The scientists performed genome-wide genotyping of 90 rapeseed lines and compared the results with the glucosinolate content data for these lines collected over 3 growing seasons. This helped identify both the genetic markers of glucosinolate content in oil and the linked candidate genes potentially involved in regulating the biosynthesis of glucosinolates. Once verified on an independent set of plants, the markers can be readily used for breeding new varieties and hybrids with low glucosinolate content.

"Our research aims to foster marker-assisted crop breeding in Russia by using genetic markers to control the characteristics relevant to cross-breeding processes and progeny analysis. This approach can make the breeding of new varieties much faster. Measuring glucosinolates content is an arduous task that can be made much easier by using the markers we have identified", says Rim Gubaev, the first author of the paper and a PhD student at Skoltech.
-end-
Skoltech is a private international university based at the Skolkovo Innovation Center. Established in 2011 in collaboration with the Massachusetts Institute of Technology (MIT), Skoltech cultivates a new generation of science, technology, and business leaders, engages in ground-breaking research, and fosters innovative technology to address critical issues facing Russia and the world. Skoltech focuses on six target domains: Data Science & Artificial Intelligence, Life Sciences and Biomedicine, Cutting-edge Engineering & Advanced Materials, Energy Efficiency, Photonics & Quantum Technology, and Advanced Studies. Skoltech directs its efforts at strengthening Russia's technology excellence in the target domains.

Skolkovo Institute of Science and Technology (Skoltech)

Related Genetic Diversity Articles from Brightsurf:

In the Cerrado, topography explains the genetic diversity of amphibians more than land cover
Study shows that a tree frog endemic to a mountainous region of the Brazilian savanna is unable to disperse and find genetically closer mates when the terrain is rugged, potentially endangering survival of the species
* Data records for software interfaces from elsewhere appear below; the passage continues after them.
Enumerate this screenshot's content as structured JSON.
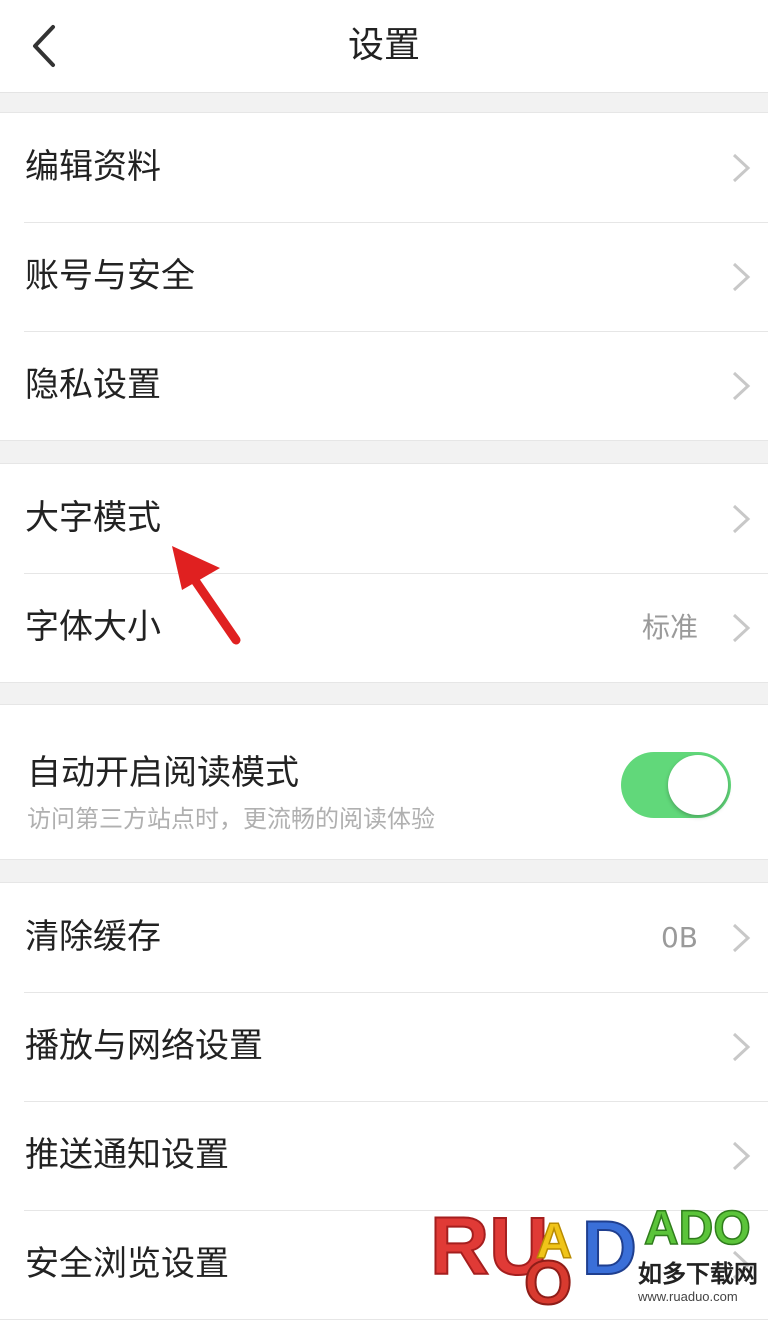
{
  "header": {
    "title": "设置"
  },
  "groups": {
    "profile": [
      {
        "label": "编辑资料"
      },
      {
        "label": "账号与安全"
      },
      {
        "label": "隐私设置"
      }
    ],
    "display": [
      {
        "label": "大字模式"
      },
      {
        "label": "字体大小",
        "value": "标准"
      }
    ],
    "reading": {
      "label": "自动开启阅读模式",
      "description": "访问第三方站点时，更流畅的阅读体验",
      "enabled": true
    },
    "misc": [
      {
        "label": "清除缓存",
        "value": "0B"
      },
      {
        "label": "播放与网络设置"
      },
      {
        "label": "推送通知设置"
      },
      {
        "label": "安全浏览设置"
      }
    ]
  },
  "watermark": {
    "brand": "RUADADO",
    "cn": "如多下载网",
    "url": "www.ruaduo.com"
  },
  "colors": {
    "toggle_on": "#61d87a",
    "arrow": "#e02020"
  }
}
New DNA sequencing technique may help unravel genetic diversity of cancer tumors
Understanding the genetic diversity of individual cells within a cancer tumor and how that might impact the disease progression has remained a challenge, due to the current limitations of genomic sequencing.

Researchers uncover the arks of genetic diversity in terrestrial mammals
Mapping the distribution of life on Earth, from genes to species to ecosystems, is essential in informing conservation policies and protecting biodiversity.

Seahorse and pipefish study by CCNY opens window to marine genetic diversity May 08, 2020
The direction of ocean currents can determine the direction of gene flow in rafting species, but this depends on species traits that allow for rafting propensity.

Study helps arboreta, botanical gardens meet genetic diversity conservation goals
In a groundbreaking study, an international team of 21 scientists evaluated five genera spanning the plant tree of life (Hibiscus, Magnolia, Pseudophoenix, Quercus and Zamia) to understand how much genetic diversity currently exists in collections in botanical gardens and arboreta worldwide.

Study reveals rich genetic diversity of Vietnam
In a new paper, Dang Liu, Mark Stoneking and colleagues have analyzed newly generated genome-wide SNP data for the Kinh and 21 additional ethnic groups in Vietnam, encompassing all five major language families in MSEA, along with previously published data from nearby populations and ancient samples.

Coastal pollution reduces genetic diversity of corals, reef resilience
A new study by researchers at the University of Hawai'i at Mānoa School of Ocean and Earth Science and Technology found that human-induced environmental stressors have a large effect on the genetic composition of coral reef populations in Hawai'i.

New world map of fish genetic diversity
An international research team from ETH Zurich and French universities has studied genetic diversity among fish around the world for the first time.

Texas A&M study reveals domestic horse breed has third-lowest genetic diversity
A new study by Dr. Gus Cothran, professor emeritus at the Texas A&M School of Veterinary Medicine & Biomedical Sciences, has found that the Cleveland Bay horse breed has the third-lowest genetic variation level of domestic horses, ranking above only the notoriously inbred Friesian and Clydesdale breeds.

Genetic diversity facilitates cancer therapy
Cancer patients with more different HLA genes respond better to treatment.

Read More: Genetic Diversity News and Genetic Diversity Current Events
Brightsurf.com is a participant in the Amazon Services LLC Associates Program, an affiliate advertising program designed to provide a means for sites to earn advertising fees by advertising and linking to Amazon.com.